- Police Beat
- The Forecaster
HARPSWELL — When Emma Levy began working on her senior project at Mt. Ararat High School two years ago, she never expected it would lead to a revision of the curriculum at Harpswell Community School.
At the beginning of the school year, Harpswell third-grade teachers launched a local field trip program that includes Levy’s Junior Ranger Activity Book, created for her senior capstone in 2016.
The booklet contains nature facts, tips for exploring the outdoors and activities that correspond with 10 nature preserves in Harpswell.
Levy, a Harpswell native and now a sophomore at Williams College, said she was inspired to create the book because she loved completing junior ranger programs at national parks as a kid.
“It took me about the whole year, the fall was really fun, I got to go to all of the preserves,” Levy said. “I spent the rest of the year developing the activities. It’s really fun to think back on what I would’ve liked to explore as a kid.”
After working at the Harpswell Heritage Land Trust’s Nature Day Camp as a junior counselor, Levy approached Julia McLeod, outreach coordinator at the organization, for help on the project.
McLeod said for the most part, Levy completed the book herself, with McLeod giving her occasional tips on what to add or take out. McLeod also put together a “test group” of kids to try out the activities, emailing pages to their parents and relaying the feedback to Levy.

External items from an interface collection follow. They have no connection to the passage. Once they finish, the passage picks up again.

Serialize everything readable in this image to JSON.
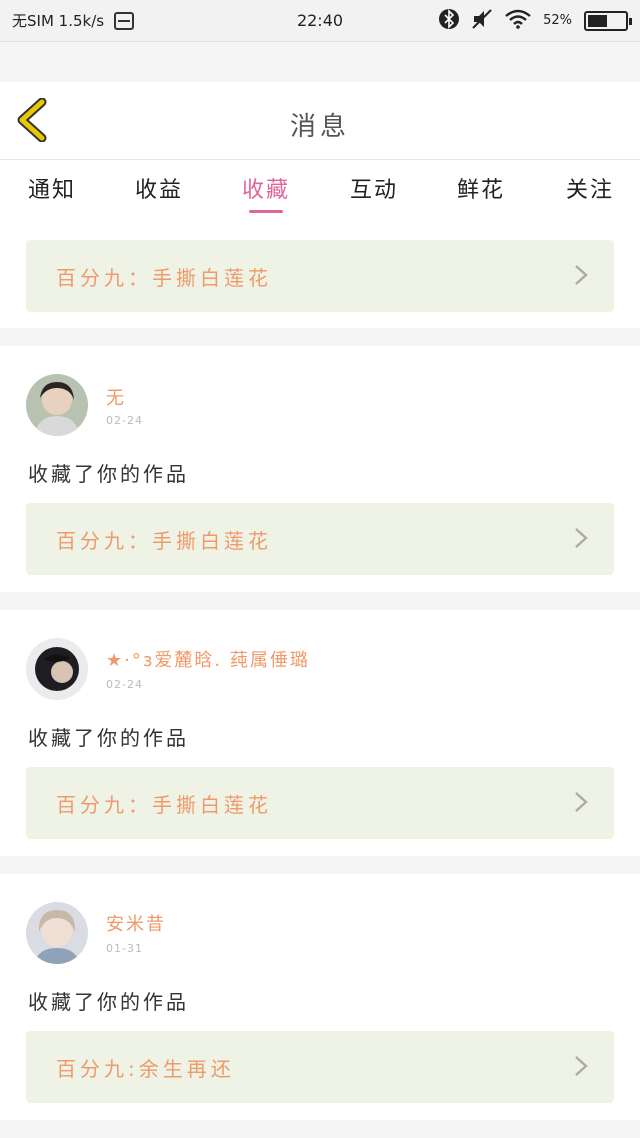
{
  "status_bar": {
    "carrier": "无SIM 1.5k/s",
    "time": "22:40",
    "battery": "52%",
    "battery_level": 0.52
  },
  "header": {
    "title": "消息"
  },
  "tabs": [
    {
      "label": "通知"
    },
    {
      "label": "收益"
    },
    {
      "label": "收藏",
      "active": true
    },
    {
      "label": "互动"
    },
    {
      "label": "鲜花"
    },
    {
      "label": "关注"
    }
  ],
  "items": [
    {
      "work_title": "百分九：手撕白莲花"
    },
    {
      "user": "无",
      "date": "02-24",
      "action": "收藏了你的作品",
      "work_title": "百分九：手撕白莲花"
    },
    {
      "user": "★·°з爱麓晗. 莼属倕璐",
      "date": "02-24",
      "action": "收藏了你的作品",
      "work_title": "百分九：手撕白莲花"
    },
    {
      "user": "安米昔",
      "date": "01-31",
      "action": "收藏了你的作品",
      "work_title": "百分九:余生再还"
    }
  ],
  "colors": {
    "accent": "#e0669a",
    "work_text": "#ef9a6a",
    "work_bg": "#eff3e6"
  },
  "icons": [
    "database-icon",
    "bluetooth-icon",
    "mute-icon",
    "wifi-icon",
    "battery-icon",
    "back-chevron-icon",
    "chevron-right-icon"
  ]
}
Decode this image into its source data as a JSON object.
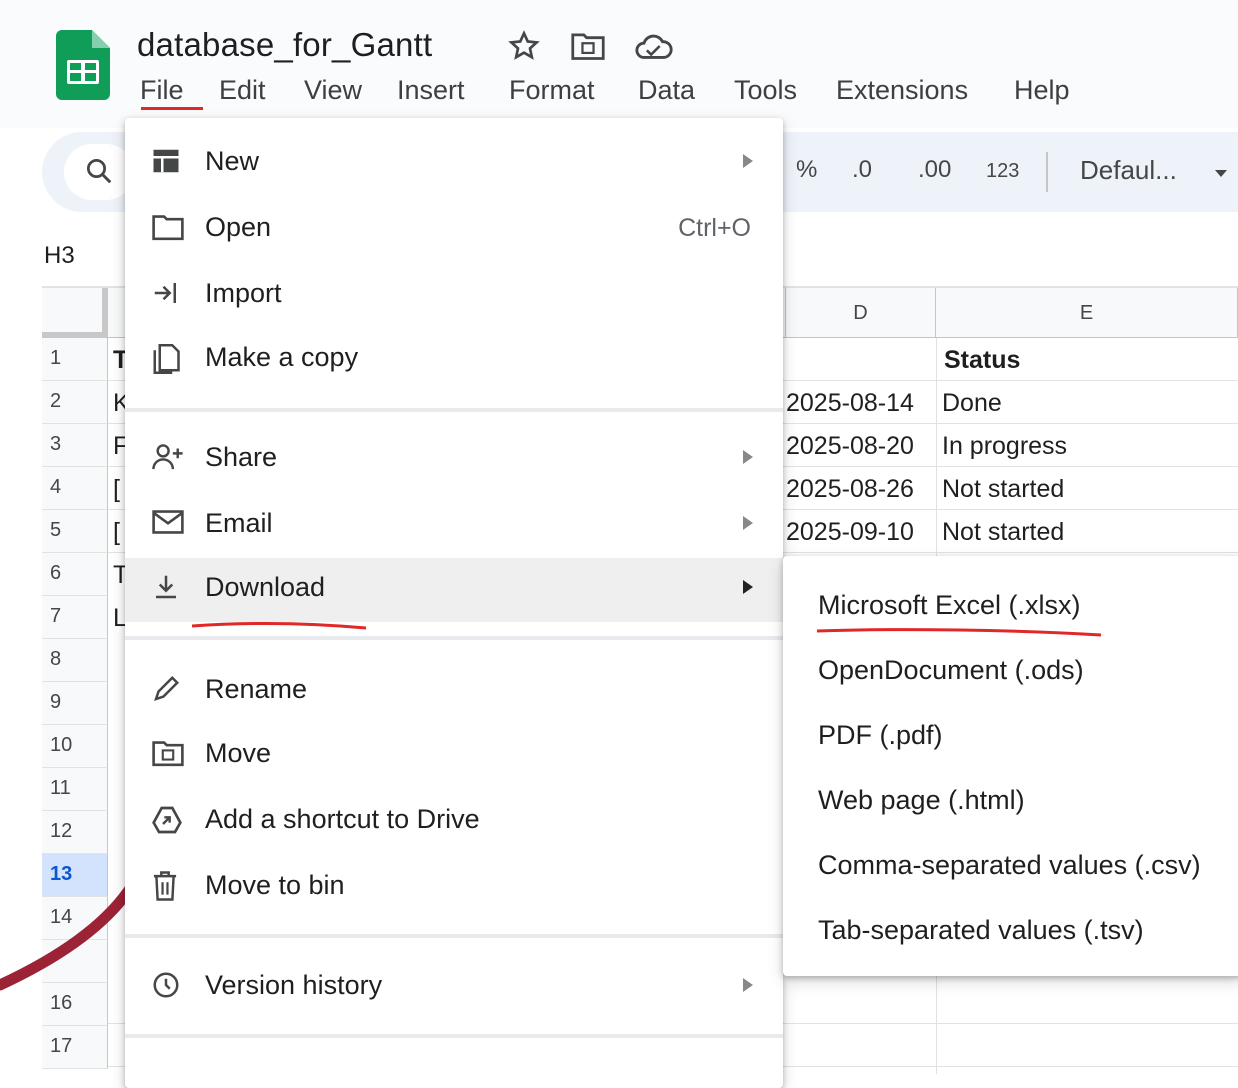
{
  "header": {
    "doc_title": "database_for_Gantt",
    "icons": [
      "star-icon",
      "move-folder-icon",
      "cloud-status-icon"
    ]
  },
  "menubar": {
    "items": [
      "File",
      "Edit",
      "View",
      "Insert",
      "Format",
      "Data",
      "Tools",
      "Extensions",
      "Help"
    ]
  },
  "toolbar": {
    "percent": "%",
    "decrease_decimal": ".0",
    "increase_decimal": ".00",
    "number_format": "123",
    "font": "Defaul...",
    "icons": [
      "search-icon",
      "dropdown-arrow-icon"
    ]
  },
  "name_box": "H3",
  "grid": {
    "column_headers": [
      "D",
      "E"
    ],
    "row_numbers": [
      "1",
      "2",
      "3",
      "4",
      "5",
      "6",
      "7",
      "8",
      "9",
      "10",
      "11",
      "12",
      "13",
      "14",
      "",
      "16",
      "17"
    ],
    "selected_row": "13",
    "col_b_visible_chars": [
      "T",
      "K",
      "F",
      "[",
      "[",
      "T",
      "L"
    ],
    "e1": "Status",
    "rows": [
      {
        "d": "2025-08-14",
        "e": "Done"
      },
      {
        "d": "2025-08-20",
        "e": "In progress"
      },
      {
        "d": "2025-08-26",
        "e": "Not started"
      },
      {
        "d": "2025-09-10",
        "e": "Not started"
      }
    ]
  },
  "file_menu": {
    "items": [
      {
        "label": "New",
        "icon": "new-sheet-icon",
        "submenu": true
      },
      {
        "label": "Open",
        "icon": "folder-open-icon",
        "shortcut": "Ctrl+O"
      },
      {
        "label": "Import",
        "icon": "import-icon"
      },
      {
        "label": "Make a copy",
        "icon": "copy-icon"
      },
      {
        "label": "Share",
        "icon": "share-person-icon",
        "submenu": true
      },
      {
        "label": "Email",
        "icon": "email-icon",
        "submenu": true
      },
      {
        "label": "Download",
        "icon": "download-icon",
        "submenu": true,
        "hovered": true
      },
      {
        "label": "Rename",
        "icon": "pencil-icon"
      },
      {
        "label": "Move",
        "icon": "move-folder-icon"
      },
      {
        "label": "Add a shortcut to Drive",
        "icon": "drive-shortcut-icon"
      },
      {
        "label": "Move to bin",
        "icon": "trash-icon"
      },
      {
        "label": "Version history",
        "icon": "history-icon",
        "submenu": true
      }
    ]
  },
  "download_submenu": {
    "items": [
      "Microsoft Excel (.xlsx)",
      "OpenDocument (.ods)",
      "PDF (.pdf)",
      "Web page (.html)",
      "Comma-separated values (.csv)",
      "Tab-separated values (.tsv)"
    ]
  },
  "colors": {
    "annotation_red": "#e02828",
    "arrow_dark_red": "#9b2335",
    "sheets_green": "#0f9d58",
    "hover_gray": "#efefef",
    "selected_row_blue": "#d3e3fd"
  }
}
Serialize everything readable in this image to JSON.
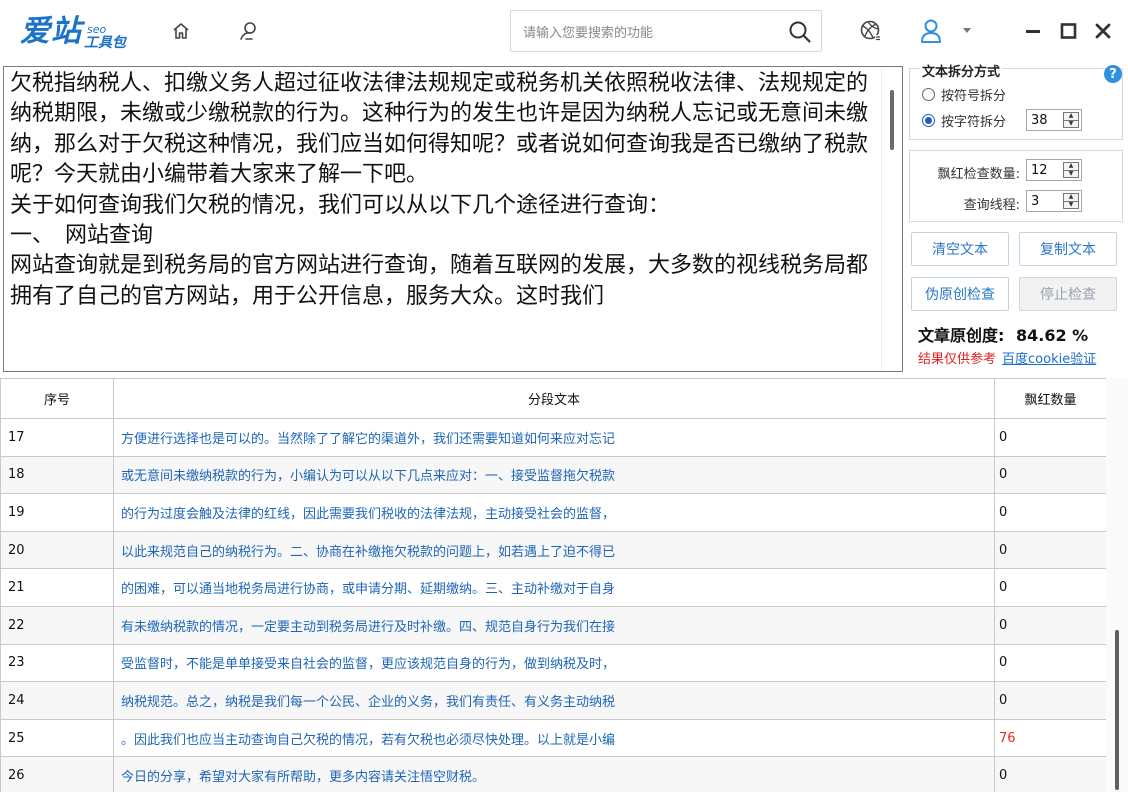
{
  "app": {
    "logo_main": "爱站",
    "logo_seo": "seo",
    "logo_sub": "工具包"
  },
  "icons": {
    "home": "home-icon",
    "skin": "skin-icon",
    "search": "search-icon",
    "basketball": "basketball-icon",
    "user": "user-icon",
    "dropdown": "caret-down-icon",
    "minimize": "minimize-icon",
    "maximize": "maximize-icon",
    "close": "close-icon",
    "help": "help-icon"
  },
  "search": {
    "placeholder": "请输入您要搜索的功能",
    "value": ""
  },
  "editor": {
    "text": "欠税指纳税人、扣缴义务人超过征收法律法规规定或税务机关依照税收法律、法规规定的纳税期限，未缴或少缴税款的行为。这种行为的发生也许是因为纳税人忘记或无意间未缴纳，那么对于欠税这种情况，我们应当如何得知呢？或者说如何查询我是否已缴纳了税款呢？今天就由小编带着大家来了解一下吧。\n关于如何查询我们欠税的情况，我们可以从以下几个途径进行查询：\n一、　网站查询\n网站查询就是到税务局的官方网站进行查询，随着互联网的发展，大多数的视线税务局都拥有了自己的官方网站，用于公开信息，服务大众。这时我们"
  },
  "panel": {
    "split_title": "文本拆分方式",
    "help_glyph": "?",
    "radio_symbol": "按符号拆分",
    "radio_char": "按字符拆分",
    "radio_selected": "按字符拆分",
    "char_count": "38",
    "check_count_label": "飘红检查数量:",
    "check_count": "12",
    "threads_label": "查询线程:",
    "threads": "3",
    "btn_clear": "清空文本",
    "btn_copy": "复制文本",
    "btn_check": "伪原创检查",
    "btn_stop": "停止检查",
    "originality_label": "文章原创度:",
    "originality_value": "84.62 %",
    "warning": "结果仅供参考",
    "cookie_link": "百度cookie验证"
  },
  "table": {
    "headers": [
      "序号",
      "分段文本",
      "飘红数量"
    ],
    "rows": [
      {
        "no": "17",
        "text": "方便进行选择也是可以的。当然除了了解它的渠道外，我们还需要知道如何来应对忘记",
        "count": "0"
      },
      {
        "no": "18",
        "text": "或无意间未缴纳税款的行为，小编认为可以从以下几点来应对：一、接受监督拖欠税款",
        "count": "0"
      },
      {
        "no": "19",
        "text": "的行为过度会触及法律的红线，因此需要我们税收的法律法规，主动接受社会的监督，",
        "count": "0"
      },
      {
        "no": "20",
        "text": "以此来规范自己的纳税行为。二、协商在补缴拖欠税款的问题上，如若遇上了迫不得已",
        "count": "0"
      },
      {
        "no": "21",
        "text": "的困难，可以通当地税务局进行协商，或申请分期、延期缴纳。三、主动补缴对于自身",
        "count": "0"
      },
      {
        "no": "22",
        "text": "有未缴纳税款的情况，一定要主动到税务局进行及时补缴。四、规范自身行为我们在接",
        "count": "0"
      },
      {
        "no": "23",
        "text": "受监督时，不能是单单接受来自社会的监督，更应该规范自身的行为，做到纳税及时，",
        "count": "0"
      },
      {
        "no": "24",
        "text": "纳税规范。总之，纳税是我们每一个公民、企业的义务，我们有责任、有义务主动纳税",
        "count": "0"
      },
      {
        "no": "25",
        "text": "。因此我们也应当主动查询自己欠税的情况，若有欠税也必须尽快处理。以上就是小编",
        "count": "76"
      },
      {
        "no": "26",
        "text": "今日的分享，希望对大家有所帮助，更多内容请关注悟空财税。",
        "count": "0"
      }
    ],
    "highlight_color": "#e62c1f"
  },
  "colors": {
    "brand": "#1a73c9",
    "segment_text": "#1d66b7",
    "warning": "#e02020",
    "link": "#1a6fd0"
  }
}
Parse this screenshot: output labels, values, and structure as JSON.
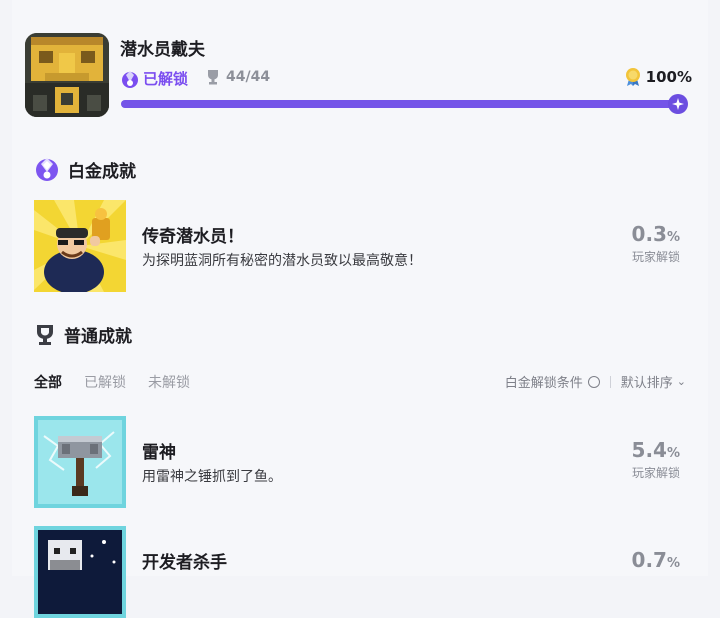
{
  "game": {
    "title": "潜水员戴夫",
    "unlocked_label": "已解锁",
    "trophy_count": "44/44",
    "percent_text": "100%",
    "progress": 1.0
  },
  "platinum_section": {
    "title": "白金成就",
    "item": {
      "name": "传奇潜水员！",
      "desc": "为探明蓝洞所有秘密的潜水员致以最高敬意！",
      "rate": "0.3",
      "rate_unit": "%",
      "rate_label": "玩家解锁"
    }
  },
  "normal_section": {
    "title": "普通成就",
    "tabs": [
      "全部",
      "已解锁",
      "未解锁"
    ],
    "platinum_condition": "白金解锁条件",
    "sort_label": "默认排序",
    "items": [
      {
        "name": "雷神",
        "desc": "用雷神之锤抓到了鱼。",
        "rate": "5.4",
        "rate_unit": "%",
        "rate_label": "玩家解锁"
      },
      {
        "name": "开发者杀手",
        "rate": "0.7",
        "rate_unit": "%"
      }
    ]
  },
  "colors": {
    "accent": "#7454e8",
    "track": "#dcd8f4",
    "muted": "#8a8d96"
  }
}
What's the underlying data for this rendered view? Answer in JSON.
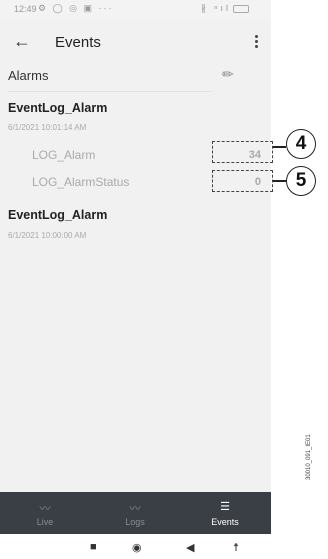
{
  "status_bar": {
    "time": "12:49",
    "left_icons": "⚙ ◯ ◎ ▣ ···",
    "right_icons": "∦ ⁿıl"
  },
  "app_bar": {
    "back_icon": "arrow-left",
    "title": "Events",
    "menu_icon": "more-vert"
  },
  "alarms_section": {
    "label": "Alarms",
    "edit_icon": "pencil"
  },
  "events": [
    {
      "name": "EventLog_Alarm",
      "timestamp": "6/1/2021 10:01:14 AM",
      "logs": [
        {
          "label": "LOG_Alarm",
          "value": "34"
        },
        {
          "label": "LOG_AlarmStatus",
          "value": "0"
        }
      ]
    },
    {
      "name": "EventLog_Alarm",
      "timestamp": "6/1/2021 10:00:00 AM"
    }
  ],
  "callouts": [
    "4",
    "5"
  ],
  "bottom_nav": [
    {
      "label": "Live",
      "icon": "trend-line",
      "active": false
    },
    {
      "label": "Logs",
      "icon": "trend-line",
      "active": false
    },
    {
      "label": "Events",
      "icon": "list",
      "active": true
    }
  ],
  "system_nav": {
    "square": "■",
    "circle": "◉",
    "back": "◀",
    "accessibility": "☨"
  },
  "side_code": "30010_091_IE01"
}
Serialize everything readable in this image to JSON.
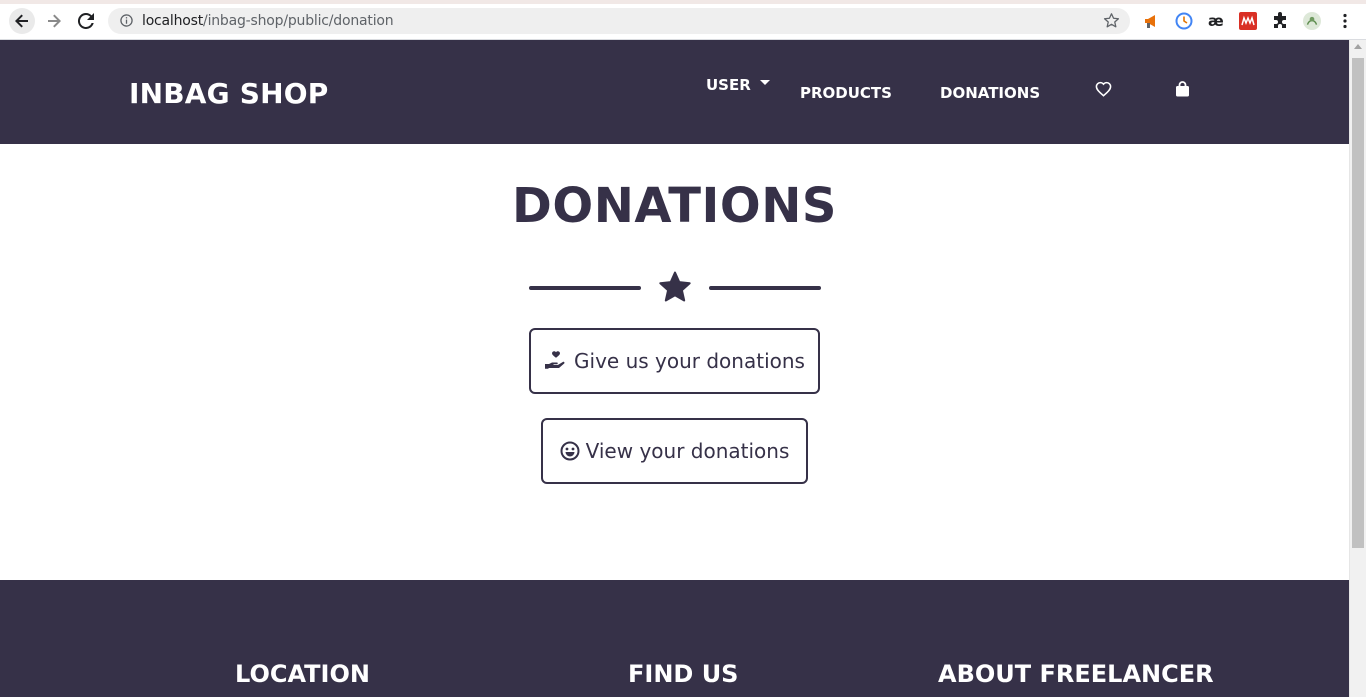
{
  "browser": {
    "url_host": "localhost",
    "url_path": "/inbag-shop/public/donation"
  },
  "header": {
    "brand": "INBAG SHOP",
    "nav": {
      "user": "USER",
      "products": "PRODUCTS",
      "donations": "DONATIONS"
    }
  },
  "main": {
    "title": "DONATIONS",
    "give_button": "Give us your donations",
    "view_button": "View your donations"
  },
  "footer": {
    "location": "LOCATION",
    "find_us": "FIND US",
    "about": "ABOUT FREELANCER"
  },
  "colors": {
    "primary": "#363148",
    "background": "#ffffff"
  }
}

“It sort of gave her an idea of what was resonating with kids, and gave information about what age range this is best for,” McLeod said.
When picking which of the land trust’s nature preserves to feature, Levy said she tried to err towards preserves that were “more natural” and hard to discover, rather than more widely used spaces.
“I ended up doing activity packets for about 10 preserves,” she said. “For every one there’s a page for before you go, something you want to see (while there), and a concluding page for after you go.”
Originally, the junior ranger book wasn’t intended for use in Harpswell schools, but rather as a resource local families could get from the land trust and use as a guide to explore Harpswell.
It is still on sale at the Harpswell Heritage Land Trust for a suggested donation of $3.
Megan Phillips, one of the third-grade teachers at Harpswell Community School, said she and her teaching partner, Elizabeth Gilley, first heard of Levy’s book from former Principal Kerry Bailey.
Phillips said she and Gilley were excited about the program, and the opportunity to do nine field trips with it, as opposed to the usual two or three per year.
McLeod also made adjustments to the program, aligning it with Next Generation science standards.
For instance, McLeod said she tied together the science standard that requires teaching habitat comparison and Levy’s lesson on how to navigate a hiking trail on the Skofield Shores Preserve trip.
Every time the trail led students to a new habitat, such as from a forest to the shoreline or an open field, the students would discuss how the habitats were different and how different plants and animals require different habitats.
“What I did is, I went through (Levy’s) book and had the Next Generation standards on one side, and her book on the other side and looked to see where they matched,” McLeod said.
Phillips and Gilley also gave a presentation to the School Administrative District 75 Board of Directors, and Phillips said she thinks there may be potential to expand the program to other grades in the future.
She added it has been rewarding to see enthusiasm from students about the hands-on learning.
“(They’re) beyond excited,” Phillips said. “We’ve got kids who normally don’t participate truly stepping up (and) kids who would never read or speak, in front presenting.”
Harpswell native Emma Levy created a book for her high school senior project in 2016 that features activities corresponding to 10 Harpswell nature preserves. Harpswell Community School now uses the book as part of its third-grade curriculum.
Julia McLeod of the Harpswell Heritage Land Trust, left, with parent-volunteer Frank Wright, instructs Harpswell Community School students using a junior ranger activity book created by a former student.